NINJAM operates in “faketime” so that all participants are synced to start at exactly the same time, but won’t hear everyone until the second “go round”

“The NINJAM client records and streams synchronized intervals of music between participants. Just as the interval finishes recording, it begins playing on everyone else’s client. So when you play through an interval, you’re playing along with the previous interval of everybody else, and they’re playing along with your previous interval. If this sounds pretty bizarre, it sort of is, until you get used to it, then it becomes pretty natural. In many ways, it can be more forgiving than a normal jam, because mistakes propagate differently.”

Janet writes:

Another choir story  May 17 2020

Eric writes:

Greetings TWIV gang, this is Eric again writing from South Korea. 

We currently have some impressive thunderstorms but otherwise have been enjoying beautiful spring weather of late.

Thanks for answering my previous questions, it has been interesting to see many of the mitigation strategies adopted in the US since then.

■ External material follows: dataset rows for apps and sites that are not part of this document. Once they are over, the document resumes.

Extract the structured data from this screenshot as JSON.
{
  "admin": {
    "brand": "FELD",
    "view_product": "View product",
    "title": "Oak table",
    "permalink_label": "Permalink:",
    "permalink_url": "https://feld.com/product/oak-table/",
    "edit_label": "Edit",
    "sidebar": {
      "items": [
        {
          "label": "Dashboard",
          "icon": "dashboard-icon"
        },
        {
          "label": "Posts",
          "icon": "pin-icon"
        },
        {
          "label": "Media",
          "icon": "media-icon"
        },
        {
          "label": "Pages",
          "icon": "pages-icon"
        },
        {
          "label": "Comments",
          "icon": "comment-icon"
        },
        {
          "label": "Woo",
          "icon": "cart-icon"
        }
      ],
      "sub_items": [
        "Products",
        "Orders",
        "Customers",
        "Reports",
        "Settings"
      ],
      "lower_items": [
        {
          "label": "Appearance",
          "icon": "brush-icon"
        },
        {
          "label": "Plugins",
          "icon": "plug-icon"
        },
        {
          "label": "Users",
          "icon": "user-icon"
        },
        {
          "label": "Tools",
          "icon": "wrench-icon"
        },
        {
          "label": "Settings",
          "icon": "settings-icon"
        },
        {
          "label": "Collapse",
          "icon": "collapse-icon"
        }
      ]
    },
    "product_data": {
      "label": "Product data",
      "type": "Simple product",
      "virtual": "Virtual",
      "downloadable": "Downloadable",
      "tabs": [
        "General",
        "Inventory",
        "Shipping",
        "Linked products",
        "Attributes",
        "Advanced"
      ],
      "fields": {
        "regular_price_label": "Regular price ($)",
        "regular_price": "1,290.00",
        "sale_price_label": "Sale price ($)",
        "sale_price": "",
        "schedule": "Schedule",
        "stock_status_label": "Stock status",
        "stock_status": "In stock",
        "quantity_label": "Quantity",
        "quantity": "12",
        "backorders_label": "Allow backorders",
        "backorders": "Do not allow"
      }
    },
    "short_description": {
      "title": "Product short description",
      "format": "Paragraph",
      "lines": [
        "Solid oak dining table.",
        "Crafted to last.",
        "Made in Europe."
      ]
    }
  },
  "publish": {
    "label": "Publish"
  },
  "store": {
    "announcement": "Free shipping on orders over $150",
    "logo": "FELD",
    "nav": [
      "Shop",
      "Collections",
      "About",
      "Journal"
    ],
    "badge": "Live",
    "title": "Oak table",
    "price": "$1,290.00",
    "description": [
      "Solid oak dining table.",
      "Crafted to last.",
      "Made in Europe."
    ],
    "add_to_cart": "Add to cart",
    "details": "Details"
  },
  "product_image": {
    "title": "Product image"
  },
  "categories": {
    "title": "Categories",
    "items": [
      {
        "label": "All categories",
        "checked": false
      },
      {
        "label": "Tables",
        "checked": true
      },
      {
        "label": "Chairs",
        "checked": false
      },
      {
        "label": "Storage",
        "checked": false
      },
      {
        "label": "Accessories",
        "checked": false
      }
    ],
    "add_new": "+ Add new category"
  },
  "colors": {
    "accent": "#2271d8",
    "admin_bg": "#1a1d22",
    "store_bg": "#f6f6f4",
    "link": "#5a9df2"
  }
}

New cases have generally been falling here, down to single digits for a couple weeks before there was a cluster with over 100 recently centered in Seoul clubs and bars.  They rapidly tested 45,000 potential contacts and new cases are again trending towards the single digits daily.  As a result, tomorrow schools will begin to reopen, which leads me to my question.  As a high school teacher, I have been following the announced measures being taken at schools throughout Korea including:

1. Opening in phases, with one grade being added each week.

2. Requiring all students and teachers to wear masks.

3. Restricting use of air conditioning and other air circulating machines while keeping windows open for ventilation.

4. Increasing time between classes so students can clean their spaces with alcohol wipes and use the restrooms in small numbers. (Lines are taped on the floor outside restrooms to maintain social distancing for waiting students.)

5. Eating in 15 minute shifts in the cafeteria with all surfaces cleaned between shifts. Students sit in a zigzag pattern with alternate seats empty and plastic dividers have been installed to create individual eating areas.

6. Taking the temperature of each student at least five times per day. (Students have also been completing self-checks for the past two weeks in preparation for returning.)

7. Immediately moving any student with any respiratory symptoms to a special isolation room for evaluation.

8. Requiring students who are or whose family members are possible contacts to stay home for 14 days.

9. Placing antibacterial film on high contact surfaces like light switches and elevator buttons.

There are, of course, other measures.  Our provincial office of education sent teachers a 200 page manual on such procedures.  Again, I wonder if this may be a preview of what American schools will be like in the fall? Many of my students are also worried that these measures might still not be enough to prevent widespread transmission in tightly packed schools with over 1000 students and staff.  Are these measures enough? What else should we consider? And, perhaps more a question for educators and parents than virologists, is this any more sustainable than online lessons? 


Sharon writes:

Greetings Dr. Racaniello, 

Recently, I was surprised to hear about a practice that was recommending maraviroc to all comers with Covid-19 inpatients in a nearby state reporting anecdotal success. After hearing this, I vaguely recalled a brief comment from one of the TWiV podcasts but couldn’t manage to retrace my steps (maybe I dreamed it). I could not find much specifically on maraviroc and it does not seem to be under any active/registered trial on It seemed to be an idea borrowed from leronlimab, an Igg4 anti-CCR5 under study for HIV that is now also being pursued for treatment of severe Covid-19.

Is anyone at TWiV aware of any trials looking at specifically maraviroc for decreasing the severity of Covid-19? And, could you help explain how both might work in modulating the immune response? Or directing me back to the podcast that discussed it… Curious on your thoughts and insights into these claims.

Thank you for your time, and podcasts,


Sharon Chi, DO, PGY 5

Infectious Diseases Fellow

George Washington University